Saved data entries
________________________________________

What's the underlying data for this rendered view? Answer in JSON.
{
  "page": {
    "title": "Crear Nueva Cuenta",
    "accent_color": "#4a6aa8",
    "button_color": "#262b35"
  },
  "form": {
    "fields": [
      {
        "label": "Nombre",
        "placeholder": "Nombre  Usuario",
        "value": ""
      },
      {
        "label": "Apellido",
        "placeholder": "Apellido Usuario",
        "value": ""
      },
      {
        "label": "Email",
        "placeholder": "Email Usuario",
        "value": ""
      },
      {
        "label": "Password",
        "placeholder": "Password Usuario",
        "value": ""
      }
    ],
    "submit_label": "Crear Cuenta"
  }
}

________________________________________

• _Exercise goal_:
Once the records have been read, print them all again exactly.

• _Task solution_:
What's the underlying data for this rendered view? Answer in JSON.
{
  "page": {
    "title": "Crear Nueva Cuenta",
    "accent_color": "#4a6aa8",
    "button_color": "#262b35"
  },
  "form": {
    "fields": [
      {
        "label": "Nombre",
        "placeholder": "Nombre  Usuario",
        "value": ""
      },
      {
        "label": "Apellido",
        "placeholder": "Apellido Usuario",
        "value": ""
      },
      {
        "label": "Email",
        "placeholder": "Email Usuario",
        "value": ""
      },
      {
        "label": "Password",
        "placeholder": "Password Usuario",
        "value": ""
      }
    ],
    "submit_label": "Crear Cuenta"
  }
}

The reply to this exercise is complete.